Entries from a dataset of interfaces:
-=-=-=-=-
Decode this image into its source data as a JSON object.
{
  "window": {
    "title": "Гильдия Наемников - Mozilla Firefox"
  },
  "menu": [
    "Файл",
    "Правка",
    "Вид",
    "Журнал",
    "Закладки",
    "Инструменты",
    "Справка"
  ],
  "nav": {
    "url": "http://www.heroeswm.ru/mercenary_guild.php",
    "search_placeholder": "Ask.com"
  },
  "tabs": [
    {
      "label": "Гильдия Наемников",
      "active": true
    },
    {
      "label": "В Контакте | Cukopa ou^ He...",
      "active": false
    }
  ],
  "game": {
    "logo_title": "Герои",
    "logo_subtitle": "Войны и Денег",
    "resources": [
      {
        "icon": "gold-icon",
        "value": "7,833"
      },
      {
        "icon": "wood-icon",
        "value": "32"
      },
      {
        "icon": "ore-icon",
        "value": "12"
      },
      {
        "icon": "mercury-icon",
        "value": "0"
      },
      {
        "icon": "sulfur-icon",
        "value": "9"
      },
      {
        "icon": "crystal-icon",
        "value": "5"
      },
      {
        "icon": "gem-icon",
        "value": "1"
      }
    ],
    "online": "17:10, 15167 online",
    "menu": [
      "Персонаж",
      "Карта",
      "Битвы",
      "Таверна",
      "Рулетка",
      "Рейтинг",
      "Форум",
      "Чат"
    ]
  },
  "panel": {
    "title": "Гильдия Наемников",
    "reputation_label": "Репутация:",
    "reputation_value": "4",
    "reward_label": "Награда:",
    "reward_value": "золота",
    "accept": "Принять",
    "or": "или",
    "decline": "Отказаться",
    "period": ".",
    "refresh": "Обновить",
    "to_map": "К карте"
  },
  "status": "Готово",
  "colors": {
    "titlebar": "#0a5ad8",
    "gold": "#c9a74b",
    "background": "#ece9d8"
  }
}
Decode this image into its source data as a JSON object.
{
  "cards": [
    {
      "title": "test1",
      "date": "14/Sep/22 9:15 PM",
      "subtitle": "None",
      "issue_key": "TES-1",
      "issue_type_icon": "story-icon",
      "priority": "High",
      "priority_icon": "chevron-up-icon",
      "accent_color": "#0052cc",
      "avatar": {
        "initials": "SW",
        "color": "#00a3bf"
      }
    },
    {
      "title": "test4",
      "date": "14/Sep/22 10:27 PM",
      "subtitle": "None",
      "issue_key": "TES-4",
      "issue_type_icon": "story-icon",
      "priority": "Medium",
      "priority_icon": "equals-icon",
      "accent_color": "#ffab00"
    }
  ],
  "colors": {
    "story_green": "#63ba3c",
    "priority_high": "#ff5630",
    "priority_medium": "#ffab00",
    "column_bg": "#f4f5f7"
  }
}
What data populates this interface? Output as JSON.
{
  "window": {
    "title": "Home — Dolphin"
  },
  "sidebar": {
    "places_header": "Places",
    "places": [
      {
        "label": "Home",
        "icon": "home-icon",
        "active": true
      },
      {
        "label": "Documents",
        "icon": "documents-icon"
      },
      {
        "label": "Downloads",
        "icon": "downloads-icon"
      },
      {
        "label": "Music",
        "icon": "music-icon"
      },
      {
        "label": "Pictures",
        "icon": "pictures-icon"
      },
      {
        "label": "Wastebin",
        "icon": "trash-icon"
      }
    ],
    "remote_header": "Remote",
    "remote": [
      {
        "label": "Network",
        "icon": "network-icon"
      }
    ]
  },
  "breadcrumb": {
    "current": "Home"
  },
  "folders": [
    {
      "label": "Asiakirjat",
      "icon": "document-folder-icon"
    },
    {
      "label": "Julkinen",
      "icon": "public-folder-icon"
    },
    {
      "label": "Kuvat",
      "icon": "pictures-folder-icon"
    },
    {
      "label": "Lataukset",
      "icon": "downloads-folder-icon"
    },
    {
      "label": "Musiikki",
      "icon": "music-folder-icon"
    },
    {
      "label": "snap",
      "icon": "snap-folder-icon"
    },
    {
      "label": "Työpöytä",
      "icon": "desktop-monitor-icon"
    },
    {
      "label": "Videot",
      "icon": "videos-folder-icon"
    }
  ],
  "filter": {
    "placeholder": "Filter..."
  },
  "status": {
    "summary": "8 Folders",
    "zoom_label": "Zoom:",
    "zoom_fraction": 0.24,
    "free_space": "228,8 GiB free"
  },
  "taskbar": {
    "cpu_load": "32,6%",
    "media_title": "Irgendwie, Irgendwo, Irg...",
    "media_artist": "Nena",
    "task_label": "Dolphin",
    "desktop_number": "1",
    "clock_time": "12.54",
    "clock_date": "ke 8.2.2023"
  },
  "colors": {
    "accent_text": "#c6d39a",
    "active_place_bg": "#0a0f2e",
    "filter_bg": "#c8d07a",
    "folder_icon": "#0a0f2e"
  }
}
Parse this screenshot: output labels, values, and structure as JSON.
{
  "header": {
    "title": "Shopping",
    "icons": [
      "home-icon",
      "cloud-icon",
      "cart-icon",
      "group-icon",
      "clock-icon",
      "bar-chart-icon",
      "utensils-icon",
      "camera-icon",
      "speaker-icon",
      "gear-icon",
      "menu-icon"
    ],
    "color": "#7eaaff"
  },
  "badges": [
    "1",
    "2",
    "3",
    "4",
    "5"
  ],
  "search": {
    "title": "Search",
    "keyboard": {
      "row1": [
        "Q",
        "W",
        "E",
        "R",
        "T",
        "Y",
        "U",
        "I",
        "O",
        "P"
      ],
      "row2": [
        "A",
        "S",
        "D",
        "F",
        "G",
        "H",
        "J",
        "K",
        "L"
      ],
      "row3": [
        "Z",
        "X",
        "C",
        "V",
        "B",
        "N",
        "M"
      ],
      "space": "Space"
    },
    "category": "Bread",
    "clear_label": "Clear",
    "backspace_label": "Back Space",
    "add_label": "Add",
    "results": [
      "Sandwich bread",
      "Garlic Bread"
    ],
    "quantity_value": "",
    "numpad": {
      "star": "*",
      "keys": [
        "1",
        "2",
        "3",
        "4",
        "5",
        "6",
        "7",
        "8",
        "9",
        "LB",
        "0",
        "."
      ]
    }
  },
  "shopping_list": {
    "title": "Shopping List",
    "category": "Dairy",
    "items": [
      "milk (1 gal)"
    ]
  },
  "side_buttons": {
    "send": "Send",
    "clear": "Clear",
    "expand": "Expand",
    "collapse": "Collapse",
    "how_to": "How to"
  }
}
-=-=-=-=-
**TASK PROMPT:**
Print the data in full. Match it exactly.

**RESPONSE TO THE TASK:**
Decode this image into its source data as a JSON object.
{
  "window": {
    "title": "Гильдия Наемников - Mozilla Firefox"
  },
  "menu": [
    "Файл",
    "Правка",
    "Вид",
    "Журнал",
    "Закладки",
    "Инструменты",
    "Справка"
  ],
  "nav": {
    "url": "http://www.heroeswm.ru/mercenary_guild.php",
    "search_placeholder": "Ask.com"
  },
  "tabs": [
    {
      "label": "Гильдия Наемников",
      "active": true
    },
    {
      "label": "В Контакте | Cukopa ou^ He...",
      "active": false
    }
  ],
  "game": {
    "logo_title": "Герои",
    "logo_subtitle": "Войны и Денег",
    "resources": [
      {
        "icon": "gold-icon",
        "value": "7,833"
      },
      {
        "icon": "wood-icon",
        "value": "32"
      },
      {
        "icon": "ore-icon",
        "value": "12"
      },
      {
        "icon": "mercury-icon",
        "value": "0"
      },
      {
        "icon": "sulfur-icon",
        "value": "9"
      },
      {
        "icon": "crystal-icon",
        "value": "5"
      },
      {
        "icon": "gem-icon",
        "value": "1"
      }
    ],
    "online": "17:10, 15167 online",
    "menu": [
      "Персонаж",
      "Карта",
      "Битвы",
      "Таверна",
      "Рулетка",
      "Рейтинг",
      "Форум",
      "Чат"
    ]
  },
  "panel": {
    "title": "Гильдия Наемников",
    "reputation_label": "Репутация:",
    "reputation_value": "4",
    "reward_label": "Награда:",
    "reward_value": "золота",
    "accept": "Принять",
    "or": "или",
    "decline": "Отказаться",
    "period": ".",
    "refresh": "Обновить",
    "to_map": "К карте"
  },
  "status": "Готово",
  "colors": {
    "titlebar": "#0a5ad8",
    "gold": "#c9a74b",
    "background": "#ece9d8"
  }
}
Decode this image into its source data as a JSON object.
{
  "cards": [
    {
      "title": "test1",
      "date": "14/Sep/22 9:15 PM",
      "subtitle": "None",
      "issue_key": "TES-1",
      "issue_type_icon": "story-icon",
      "priority": "High",
      "priority_icon": "chevron-up-icon",
      "accent_color": "#0052cc",
      "avatar": {
        "initials": "SW",
        "color": "#00a3bf"
      }
    },
    {
      "title": "test4",
      "date": "14/Sep/22 10:27 PM",
      "subtitle": "None",
      "issue_key": "TES-4",
      "issue_type_icon": "story-icon",
      "priority": "Medium",
      "priority_icon": "equals-icon",
      "accent_color": "#ffab00"
    }
  ],
  "colors": {
    "story_green": "#63ba3c",
    "priority_high": "#ff5630",
    "priority_medium": "#ffab00",
    "column_bg": "#f4f5f7"
  }
}
What data populates this interface? Output as JSON.
{
  "window": {
    "title": "Home — Dolphin"
  },
  "sidebar": {
    "places_header": "Places",
    "places": [
      {
        "label": "Home",
        "icon": "home-icon",
        "active": true
      },
      {
        "label": "Documents",
        "icon": "documents-icon"
      },
      {
        "label": "Downloads",
        "icon": "downloads-icon"
      },
      {
        "label": "Music",
        "icon": "music-icon"
      },
      {
        "label": "Pictures",
        "icon": "pictures-icon"
      },
      {
        "label": "Wastebin",
        "icon": "trash-icon"
      }
    ],
    "remote_header": "Remote",
    "remote": [
      {
        "label": "Network",
        "icon": "network-icon"
      }
    ]
  },
  "breadcrumb": {
    "current": "Home"
  },
  "folders": [
    {
      "label": "Asiakirjat",
      "icon": "document-folder-icon"
    },
    {
      "label": "Julkinen",
      "icon": "public-folder-icon"
    },
    {
      "label": "Kuvat",
      "icon": "pictures-folder-icon"
    },
    {
      "label": "Lataukset",
      "icon": "downloads-folder-icon"
    },
    {
      "label": "Musiikki",
      "icon": "music-folder-icon"
    },
    {
      "label": "snap",
      "icon": "snap-folder-icon"
    },
    {
      "label": "Työpöytä",
      "icon": "desktop-monitor-icon"
    },
    {
      "label": "Videot",
      "icon": "videos-folder-icon"
    }
  ],
  "filter": {
    "placeholder": "Filter..."
  },
  "status": {
    "summary": "8 Folders",
    "zoom_label": "Zoom:",
    "zoom_fraction": 0.24,
    "free_space": "228,8 GiB free"
  },
  "taskbar": {
    "cpu_load": "32,6%",
    "media_title": "Irgendwie, Irgendwo, Irg...",
    "media_artist": "Nena",
    "task_label": "Dolphin",
    "desktop_number": "1",
    "clock_time": "12.54",
    "clock_date": "ke 8.2.2023"
  },
  "colors": {
    "accent_text": "#c6d39a",
    "active_place_bg": "#0a0f2e",
    "filter_bg": "#c8d07a",
    "folder_icon": "#0a0f2e"
  }
}
Parse this screenshot: output labels, values, and structure as JSON.
{
  "header": {
    "title": "Shopping",
    "icons": [
      "home-icon",
      "cloud-icon",
      "cart-icon",
      "group-icon",
      "clock-icon",
      "bar-chart-icon",
      "utensils-icon",
      "camera-icon",
      "speaker-icon",
      "gear-icon",
      "menu-icon"
    ],
    "color": "#7eaaff"
  },
  "badges": [
    "1",
    "2",
    "3",
    "4",
    "5"
  ],
  "search": {
    "title": "Search",
    "keyboard": {
      "row1": [
        "Q",
        "W",
        "E",
        "R",
        "T",
        "Y",
        "U",
        "I",
        "O",
        "P"
      ],
      "row2": [
        "A",
        "S",
        "D",
        "F",
        "G",
        "H",
        "J",
        "K",
        "L"
      ],
      "row3": [
        "Z",
        "X",
        "C",
        "V",
        "B",
        "N",
        "M"
      ],
      "space": "Space"
    },
    "category": "Bread",
    "clear_label": "Clear",
    "backspace_label": "Back Space",
    "add_label": "Add",
    "results": [
      "Sandwich bread",
      "Garlic Bread"
    ],
    "quantity_value": "",
    "numpad": {
      "star": "*",
      "keys": [
        "1",
        "2",
        "3",
        "4",
        "5",
        "6",
        "7",
        "8",
        "9",
        "LB",
        "0",
        "."
      ]
    }
  },
  "shopping_list": {
    "title": "Shopping List",
    "category": "Dairy",
    "items": [
      "milk (1 gal)"
    ]
  },
  "side_buttons": {
    "send": "Send",
    "clear": "Clear",
    "expand": "Expand",
    "collapse": "Collapse",
    "how_to": "How to"
  }
}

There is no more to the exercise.